Next, Arsenal's Hector Bellerin probably should have been sent off with a second yellow card for taking down Ashley Young, who was in a promising position. And then Chris Smalling skied a chance from just a few yards out.
At the other end, De Gea made a sparkling save on a Santi Cazorla volley to keep his team in the game. But soon thereafter, with a quarter of an hour to play Di Maria dove on a run across the box and was given a first yellow card for simulation and another for shoving the referee in his ensuing rage, reducing his team to 10 men. In the 87th minute, Adnan Januzaj took a tumble as well, in the box. He was booked, too.
They were 90 pulsating minutes.
Even the goal celebrations had been emphatic. Monreal running off incredulously. Rooney sliding on both his knees, somehow spinning towards the teammates behind him midway through his skid, pumping both fists as he came to a standstill and roaring out a guttural "Come on!" Welbeck tearing away, clearly torn between cheering the restoration of his own ego and weeping for the betrayal of his childhood club – which in turn had betrayed him over the summer.
Monday's edition of United-Arsenal was a classic befitting of its history. If the world surrounding these clubs has changed to their detriment, the sheen on their rivalry remains untarnished.

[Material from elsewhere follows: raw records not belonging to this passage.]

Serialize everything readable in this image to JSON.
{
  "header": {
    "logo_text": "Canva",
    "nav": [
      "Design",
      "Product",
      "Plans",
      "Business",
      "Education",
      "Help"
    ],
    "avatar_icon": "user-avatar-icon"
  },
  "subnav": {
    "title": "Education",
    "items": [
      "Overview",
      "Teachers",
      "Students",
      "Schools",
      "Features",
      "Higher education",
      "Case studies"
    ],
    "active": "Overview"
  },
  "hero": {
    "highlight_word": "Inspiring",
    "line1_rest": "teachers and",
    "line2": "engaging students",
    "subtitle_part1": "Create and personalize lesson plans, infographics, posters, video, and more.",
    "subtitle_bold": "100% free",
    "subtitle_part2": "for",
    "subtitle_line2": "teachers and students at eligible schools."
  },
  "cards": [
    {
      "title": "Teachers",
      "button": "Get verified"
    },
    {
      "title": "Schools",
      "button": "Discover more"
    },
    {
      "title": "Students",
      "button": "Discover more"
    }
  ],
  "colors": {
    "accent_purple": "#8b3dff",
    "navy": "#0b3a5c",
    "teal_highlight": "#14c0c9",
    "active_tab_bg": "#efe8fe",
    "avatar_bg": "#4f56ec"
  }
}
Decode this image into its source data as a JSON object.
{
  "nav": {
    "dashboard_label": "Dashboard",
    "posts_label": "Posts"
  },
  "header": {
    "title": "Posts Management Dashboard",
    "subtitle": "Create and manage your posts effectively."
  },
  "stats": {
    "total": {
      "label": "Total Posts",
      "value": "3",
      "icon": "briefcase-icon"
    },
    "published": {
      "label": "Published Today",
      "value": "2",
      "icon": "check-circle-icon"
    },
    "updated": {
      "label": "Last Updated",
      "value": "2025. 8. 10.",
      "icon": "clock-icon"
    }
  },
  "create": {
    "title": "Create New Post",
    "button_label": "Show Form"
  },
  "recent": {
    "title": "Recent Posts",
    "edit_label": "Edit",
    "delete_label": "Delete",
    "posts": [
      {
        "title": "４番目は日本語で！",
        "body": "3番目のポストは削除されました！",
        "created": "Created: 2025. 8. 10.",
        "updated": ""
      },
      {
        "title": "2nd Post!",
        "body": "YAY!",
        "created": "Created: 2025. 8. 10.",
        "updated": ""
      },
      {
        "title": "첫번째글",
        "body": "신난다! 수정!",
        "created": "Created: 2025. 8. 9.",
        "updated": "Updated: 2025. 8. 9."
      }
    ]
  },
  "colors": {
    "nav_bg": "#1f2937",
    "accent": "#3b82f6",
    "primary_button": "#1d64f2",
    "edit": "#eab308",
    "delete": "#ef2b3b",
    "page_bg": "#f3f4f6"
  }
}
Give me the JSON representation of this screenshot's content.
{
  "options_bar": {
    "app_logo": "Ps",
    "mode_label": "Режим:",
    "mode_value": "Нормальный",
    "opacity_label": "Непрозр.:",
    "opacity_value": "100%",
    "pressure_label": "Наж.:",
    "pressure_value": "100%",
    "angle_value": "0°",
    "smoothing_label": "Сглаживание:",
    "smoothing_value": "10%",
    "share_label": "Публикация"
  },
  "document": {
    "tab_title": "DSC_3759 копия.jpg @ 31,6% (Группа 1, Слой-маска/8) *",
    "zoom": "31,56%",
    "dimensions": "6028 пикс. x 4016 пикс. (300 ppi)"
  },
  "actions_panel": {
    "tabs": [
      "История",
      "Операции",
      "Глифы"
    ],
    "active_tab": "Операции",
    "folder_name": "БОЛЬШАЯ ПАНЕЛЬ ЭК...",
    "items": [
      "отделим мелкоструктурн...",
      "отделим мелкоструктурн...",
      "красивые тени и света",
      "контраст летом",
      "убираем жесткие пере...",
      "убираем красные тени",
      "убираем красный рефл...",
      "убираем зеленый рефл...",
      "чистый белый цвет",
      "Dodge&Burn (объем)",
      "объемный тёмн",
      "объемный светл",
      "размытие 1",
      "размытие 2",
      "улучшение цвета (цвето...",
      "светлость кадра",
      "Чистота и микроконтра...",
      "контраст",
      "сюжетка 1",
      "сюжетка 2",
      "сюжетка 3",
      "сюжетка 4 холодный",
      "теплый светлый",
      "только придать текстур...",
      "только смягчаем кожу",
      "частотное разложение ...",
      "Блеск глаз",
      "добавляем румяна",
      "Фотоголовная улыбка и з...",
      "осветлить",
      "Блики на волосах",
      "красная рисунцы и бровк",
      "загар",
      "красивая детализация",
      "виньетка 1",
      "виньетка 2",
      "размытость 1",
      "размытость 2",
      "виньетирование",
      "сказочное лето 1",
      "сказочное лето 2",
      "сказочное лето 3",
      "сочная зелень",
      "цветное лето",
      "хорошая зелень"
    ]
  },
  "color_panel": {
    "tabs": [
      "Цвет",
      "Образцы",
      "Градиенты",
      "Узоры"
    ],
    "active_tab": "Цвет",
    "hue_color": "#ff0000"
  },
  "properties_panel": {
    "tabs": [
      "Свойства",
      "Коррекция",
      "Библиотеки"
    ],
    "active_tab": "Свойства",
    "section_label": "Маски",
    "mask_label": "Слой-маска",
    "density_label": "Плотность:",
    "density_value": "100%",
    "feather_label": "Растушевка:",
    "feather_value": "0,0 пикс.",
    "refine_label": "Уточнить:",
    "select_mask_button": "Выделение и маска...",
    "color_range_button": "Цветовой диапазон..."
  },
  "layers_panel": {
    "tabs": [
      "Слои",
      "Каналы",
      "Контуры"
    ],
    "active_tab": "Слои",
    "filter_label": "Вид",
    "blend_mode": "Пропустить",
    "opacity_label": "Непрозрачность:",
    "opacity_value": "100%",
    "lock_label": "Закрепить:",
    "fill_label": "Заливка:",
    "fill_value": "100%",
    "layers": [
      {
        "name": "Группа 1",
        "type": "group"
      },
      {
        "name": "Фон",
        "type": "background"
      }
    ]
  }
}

Leander Schaerlaeckens is a soccer columnist for Yahoo Sports. Follow him on Twitter @LeanderAlphabet.